● **PROBLEM DESCRIPTION**: Among the entries below, find every line that has "万篇内容" and pull it out.

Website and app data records
★ ★ ★ ★
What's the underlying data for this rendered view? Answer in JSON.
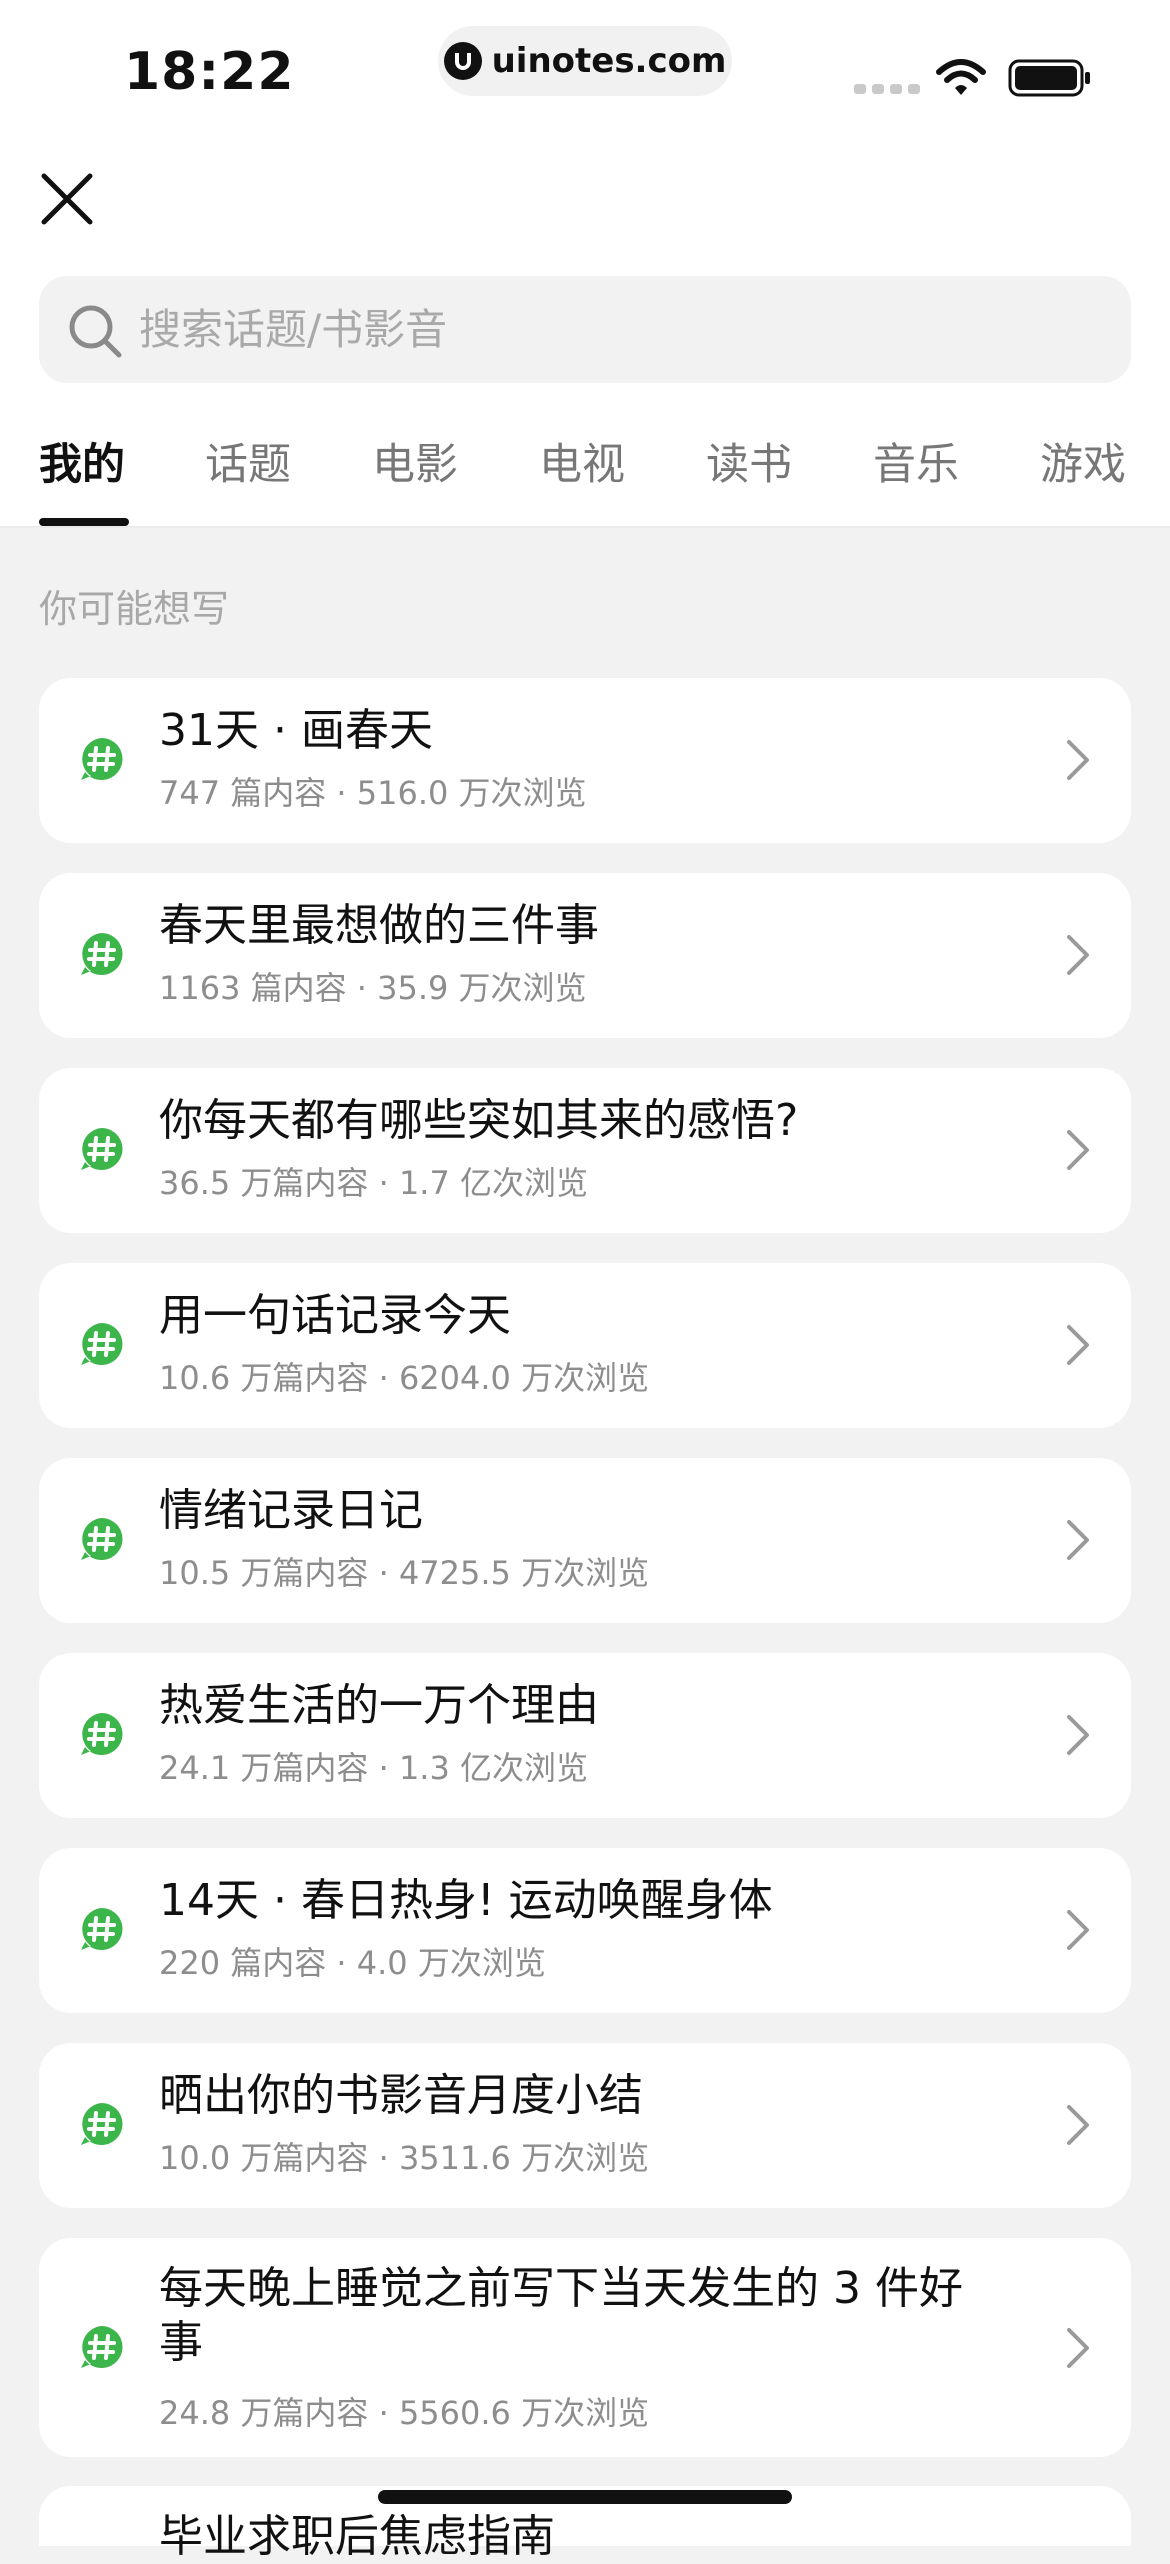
{
  "status_bar": {
    "time": "18:22",
    "url": "uinotes.com"
  },
  "search": {
    "placeholder": "搜索话题/书影音"
  },
  "tabs": [
    {
      "label": "我的",
      "active": true
    },
    {
      "label": "话题"
    },
    {
      "label": "电影"
    },
    {
      "label": "电视"
    },
    {
      "label": "读书"
    },
    {
      "label": "音乐"
    },
    {
      "label": "游戏"
    }
  ],
  "section_label": "你可能想写",
  "topics": [
    {
      "title": "31天 · 画春天",
      "meta": "747 篇内容 · 516.0 万次浏览"
    },
    {
      "title": "春天里最想做的三件事",
      "meta": "1163 篇内容 · 35.9 万次浏览"
    },
    {
      "title": "你每天都有哪些突如其来的感悟?",
      "meta": "36.5 万篇内容 · 1.7 亿次浏览"
    },
    {
      "title": "用一句话记录今天",
      "meta": "10.6 万篇内容 · 6204.0 万次浏览"
    },
    {
      "title": "情绪记录日记",
      "meta": "10.5 万篇内容 · 4725.5 万次浏览"
    },
    {
      "title": "热爱生活的一万个理由",
      "meta": "24.1 万篇内容 · 1.3 亿次浏览"
    },
    {
      "title": "14天 · 春日热身! 运动唤醒身体",
      "meta": "220 篇内容 · 4.0 万次浏览"
    },
    {
      "title": "晒出你的书影音月度小结",
      "meta": "10.0 万篇内容 · 3511.6 万次浏览"
    },
    {
      "title": "每天晚上睡觉之前写下当天发生的 3 件好事",
      "meta": "24.8 万篇内容 · 5560.6 万次浏览"
    }
  ],
  "peek_title": "毕业求职后焦虑指南",
  "colors": {
    "accent_green": "#3cb54a",
    "active_tab": "#111111",
    "muted_text": "#8d8d8d"
  }
}
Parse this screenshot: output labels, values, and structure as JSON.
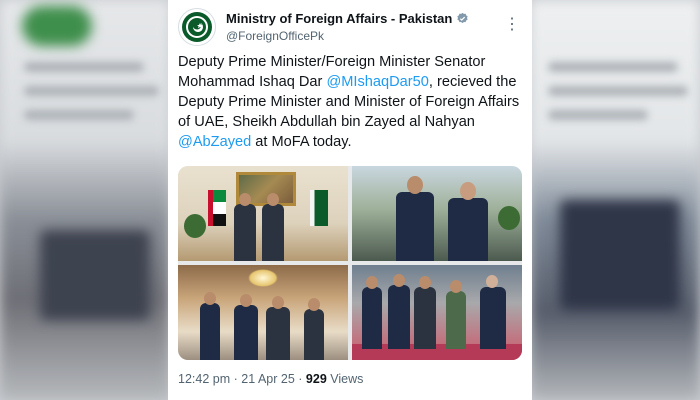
{
  "tweet": {
    "account_name": "Ministry of Foreign Affairs - Pakistan",
    "handle": "@ForeignOfficePk",
    "text_1": "Deputy Prime Minister/Foreign Minister  Senator Mohammad Ishaq Dar ",
    "mention_1": "@MIshaqDar50",
    "text_2": ", recieved the Deputy Prime Minister and Minister of Foreign Affairs of UAE, Sheikh Abdullah bin Zayed al Nahyan ",
    "mention_2": "@AbZayed",
    "text_3": " at MoFA today.",
    "time": "12:42 pm",
    "separator": "·",
    "date": "21 Apr 25",
    "views_count": "929",
    "views_label": "Views"
  },
  "icons": {
    "avatar": "ministry-emblem",
    "verified": "verified-badge-icon",
    "more": "more-options-icon"
  },
  "colors": {
    "link": "#1d9bf0",
    "text": "#0f1419",
    "secondary": "#536471",
    "verified": "#829aab"
  }
}
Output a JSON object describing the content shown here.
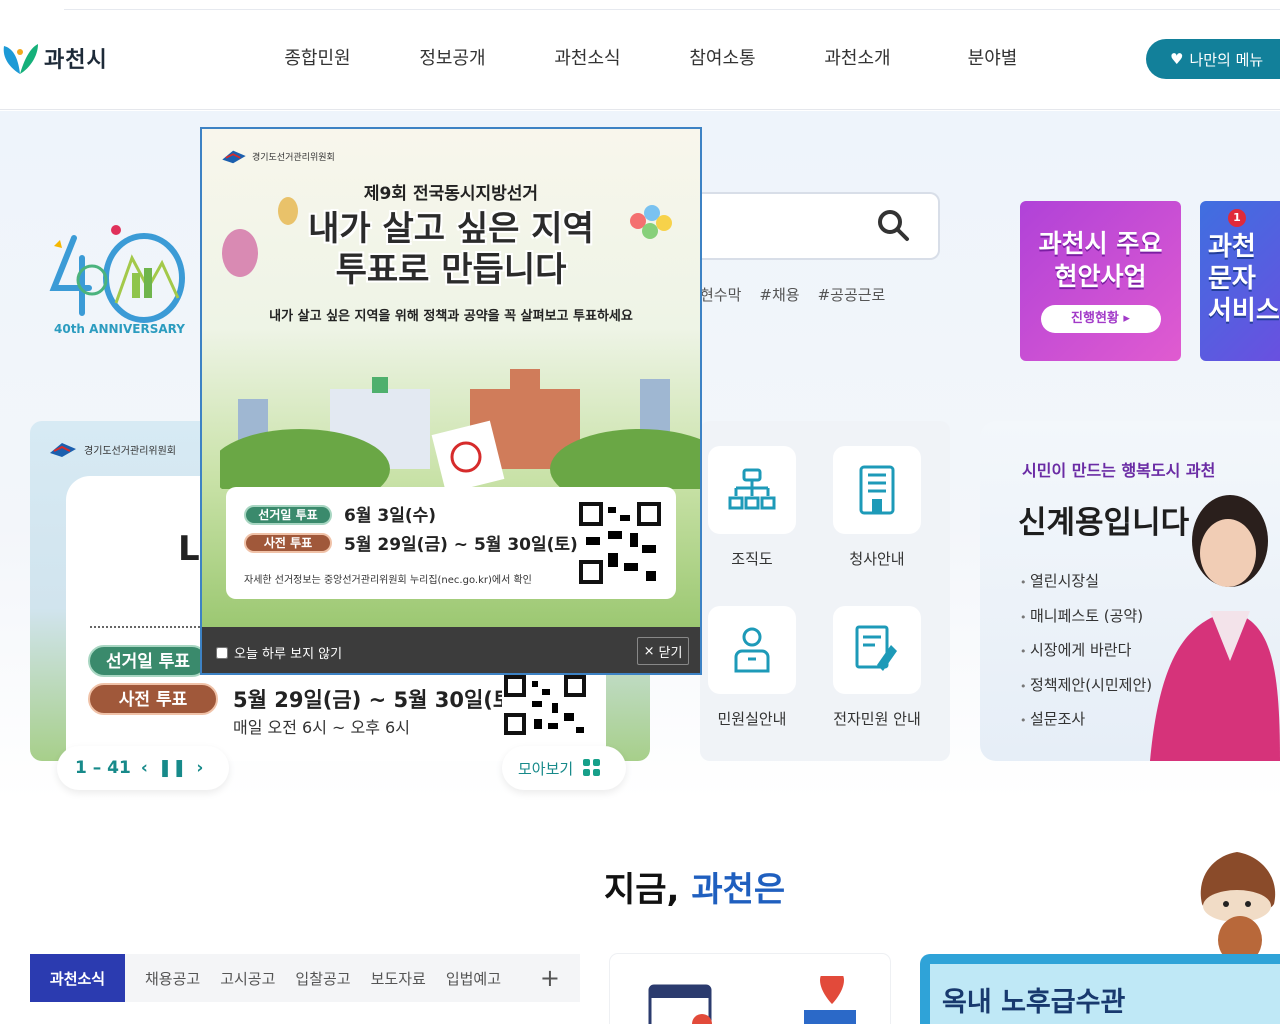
{
  "header": {
    "logo_name": "과천시",
    "nav": [
      "종합민원",
      "정보공개",
      "과천소식",
      "참여소통",
      "과천소개",
      "분야별"
    ],
    "my_menu": "나만의 메뉴"
  },
  "hero": {
    "anniversary": "40th ANNIVERSARY",
    "search_tags": [
      "현수막",
      "#채용",
      "#공공근로"
    ],
    "promo1": {
      "title_line1": "과천시 주요",
      "title_line2": "현안사업",
      "button": "진행현황"
    },
    "promo2": {
      "badge": "1",
      "title_line1": "과천",
      "title_line2": "문자",
      "title_line3": "서비스"
    }
  },
  "slider": {
    "org": "경기도선거관리위원회",
    "heading_fragment": "L",
    "pill1": "선거일 투표",
    "pill2": "사전 투표",
    "date": "5월 29일(금) ~ 5월 30일(토)",
    "time": "매일 오전 6시 ~ 오후 6시",
    "counter": "1 – 41",
    "view_all": "모아보기"
  },
  "quick_links": [
    "조직도",
    "청사안내",
    "민원실안내",
    "전자민원 안내"
  ],
  "mayor": {
    "slogan": "시민이 만드는 행복도시 과천",
    "name": "신계용입니다",
    "links": [
      "열린시장실",
      "매니페스토 (공약)",
      "시장에게 바란다",
      "정책제안(시민제안)",
      "설문조사"
    ]
  },
  "section": {
    "title_prefix": "지금,",
    "title_highlight": "과천은",
    "tabs": [
      "과천소식",
      "채용공고",
      "고시공고",
      "입찰공고",
      "보도자료",
      "입법예고"
    ],
    "plus": "+",
    "notice_text": "옥내 노후급수관"
  },
  "popup": {
    "org": "경기도선거관리위원회",
    "subtitle": "제9회 전국동시지방선거",
    "headline_line1": "내가 살고 싶은 지역",
    "headline_line2": "투표로 만듭니다",
    "description": "내가 살고 싶은 지역을 위해 정책과 공약을 꼭 살펴보고 투표하세요",
    "pill1": "선거일 투표",
    "pill2": "사전 투표",
    "date1": "6월 3일(수)",
    "date2": "5월 29일(금) ~ 5월 30일(토)",
    "info": "자세한 선거정보는 중앙선거관리위원회 누리집(nec.go.kr)에서 확인",
    "dont_show_today": "오늘 하루 보지 않기",
    "close": "닫기"
  },
  "colors": {
    "brand_teal": "#12809a",
    "tab_active": "#2b3bb0",
    "accent_blue": "#1f5fbf"
  }
}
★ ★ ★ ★
● **ANSWER BOX**:
      "meta": "36.5 万篇内容 · 1.7 亿次浏览"
      "meta": "10.6 万篇内容 · 6204.0 万次浏览"
      "meta": "10.5 万篇内容 · 4725.5 万次浏览"
      "meta": "24.1 万篇内容 · 1.3 亿次浏览"
      "meta": "10.0 万篇内容 · 3511.6 万次浏览"
      "meta": "24.8 万篇内容 · 5560.6 万次浏览"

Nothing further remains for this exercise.